Aim of the task -
The data below must be returned in full and exactly.
————
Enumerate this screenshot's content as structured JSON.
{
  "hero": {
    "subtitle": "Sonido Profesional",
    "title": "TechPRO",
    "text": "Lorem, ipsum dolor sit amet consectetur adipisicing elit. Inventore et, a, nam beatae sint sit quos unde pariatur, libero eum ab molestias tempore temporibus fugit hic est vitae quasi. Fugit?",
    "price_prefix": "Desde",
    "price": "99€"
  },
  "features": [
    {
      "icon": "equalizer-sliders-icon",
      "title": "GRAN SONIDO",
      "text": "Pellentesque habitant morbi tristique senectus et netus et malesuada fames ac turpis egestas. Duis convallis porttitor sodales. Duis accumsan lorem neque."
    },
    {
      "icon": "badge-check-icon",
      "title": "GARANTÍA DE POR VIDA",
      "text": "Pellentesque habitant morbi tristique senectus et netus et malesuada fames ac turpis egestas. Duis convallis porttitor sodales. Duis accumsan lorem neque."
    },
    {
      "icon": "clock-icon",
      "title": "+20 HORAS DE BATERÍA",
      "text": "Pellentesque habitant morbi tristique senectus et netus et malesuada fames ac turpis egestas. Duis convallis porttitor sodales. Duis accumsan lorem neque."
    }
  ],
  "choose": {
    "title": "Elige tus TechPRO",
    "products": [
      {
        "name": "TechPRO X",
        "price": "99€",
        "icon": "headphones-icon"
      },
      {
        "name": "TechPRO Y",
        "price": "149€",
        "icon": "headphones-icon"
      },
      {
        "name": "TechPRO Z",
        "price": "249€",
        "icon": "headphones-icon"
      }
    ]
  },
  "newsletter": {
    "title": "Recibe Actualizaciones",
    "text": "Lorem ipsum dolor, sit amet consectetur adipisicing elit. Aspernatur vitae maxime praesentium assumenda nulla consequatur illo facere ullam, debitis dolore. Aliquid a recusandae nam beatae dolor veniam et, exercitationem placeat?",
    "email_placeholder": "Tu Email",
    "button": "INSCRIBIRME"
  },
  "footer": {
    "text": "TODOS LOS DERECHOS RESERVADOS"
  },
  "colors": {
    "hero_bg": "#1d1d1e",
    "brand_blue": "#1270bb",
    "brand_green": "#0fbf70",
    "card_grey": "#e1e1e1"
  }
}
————
Response to this exercise -
Enumerate this screenshot's content as structured JSON.
{
  "hero": {
    "subtitle": "Sonido Profesional",
    "title": "TechPRO",
    "text": "Lorem, ipsum dolor sit amet consectetur adipisicing elit. Inventore et, a, nam beatae sint sit quos unde pariatur, libero eum ab molestias tempore temporibus fugit hic est vitae quasi. Fugit?",
    "price_prefix": "Desde",
    "price": "99€"
  },
  "features": [
    {
      "icon": "equalizer-sliders-icon",
      "title": "GRAN SONIDO",
      "text": "Pellentesque habitant morbi tristique senectus et netus et malesuada fames ac turpis egestas. Duis convallis porttitor sodales. Duis accumsan lorem neque."
    },
    {
      "icon": "badge-check-icon",
      "title": "GARANTÍA DE POR VIDA",
      "text": "Pellentesque habitant morbi tristique senectus et netus et malesuada fames ac turpis egestas. Duis convallis porttitor sodales. Duis accumsan lorem neque."
    },
    {
      "icon": "clock-icon",
      "title": "+20 HORAS DE BATERÍA",
      "text": "Pellentesque habitant morbi tristique senectus et netus et malesuada fames ac turpis egestas. Duis convallis porttitor sodales. Duis accumsan lorem neque."
    }
  ],
  "choose": {
    "title": "Elige tus TechPRO",
    "products": [
      {
        "name": "TechPRO X",
        "price": "99€",
        "icon": "headphones-icon"
      },
      {
        "name": "TechPRO Y",
        "price": "149€",
        "icon": "headphones-icon"
      },
      {
        "name": "TechPRO Z",
        "price": "249€",
        "icon": "headphones-icon"
      }
    ]
  },
  "newsletter": {
    "title": "Recibe Actualizaciones",
    "text": "Lorem ipsum dolor, sit amet consectetur adipisicing elit. Aspernatur vitae maxime praesentium assumenda nulla consequatur illo facere ullam, debitis dolore. Aliquid a recusandae nam beatae dolor veniam et, exercitationem placeat?",
    "email_placeholder": "Tu Email",
    "button": "INSCRIBIRME"
  },
  "footer": {
    "text": "TODOS LOS DERECHOS RESERVADOS"
  },
  "colors": {
    "hero_bg": "#1d1d1e",
    "brand_blue": "#1270bb",
    "brand_green": "#0fbf70",
    "card_grey": "#e1e1e1"
  }
}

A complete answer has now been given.